The BBC Lab UK study measured economic capital – income, savings, house value – and social capital – the number and status of people someone knows. The study also measured cultural capital, defined as the extent and nature of cultural interests and activities. The new classes are defined as:
- Elite - the most privileged group in the UK, distinct from the other six classes through its wealth. This group has the highest levels of all three capitals
- Established middle class - the second wealthiest, scoring highly on all three capitals. The largest and most gregarious group, scoring second highest for cultural capital
- Technical middle class - a small, distinctive new class group which is prosperous but scores low for social and cultural capital. Distinguished by its social isolation and cultural apathy
- New affluent workers - a young class group which is socially and culturally active, with middling levels of economic capital

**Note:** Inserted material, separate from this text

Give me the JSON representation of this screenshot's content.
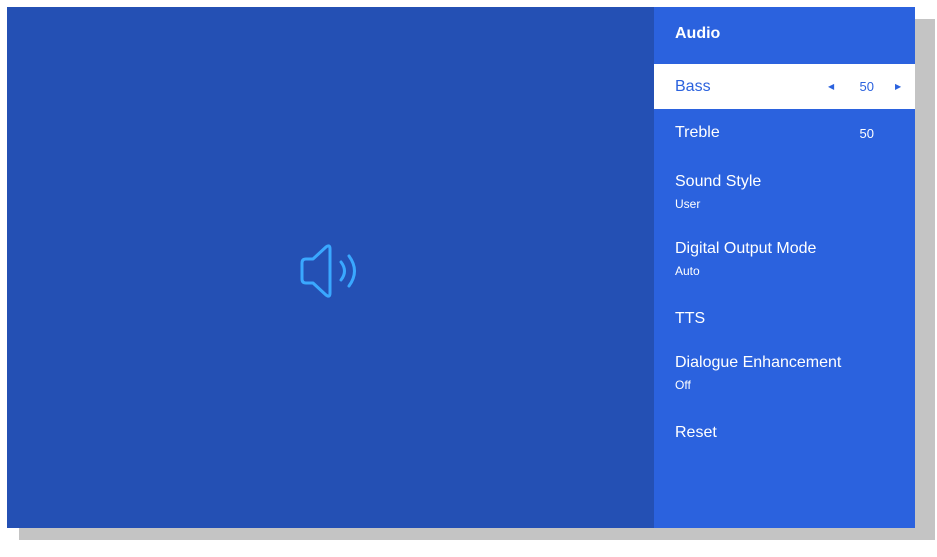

- Traditional working class - scores low on all forms of capital, but is not completely deprived. Its members have reasonably high house values, explained by this group having the oldest average age at 66
- Emergent service workers - a new, young, urban group which is relatively poor but has high social and cultural capital
- Precariat, or precarious proletariat - the poorest, most deprived class, scoring low for social and cultural capital
Professor of sociology at Manchester University, Fiona Devine, said the survey really gave a sense of class in 21st Century Britain.
“What it allows us is to understand is a more sophisticated, nuanced picture of what class is like now… It’s what’s in the middle which is really interesting and exciting, there’s a much more fuzzy area between the traditional working class and traditional middle class,” she said.
Which social class do you fall into? Do you agree with these classifications?
Source: BBC News
Image: Audio Boo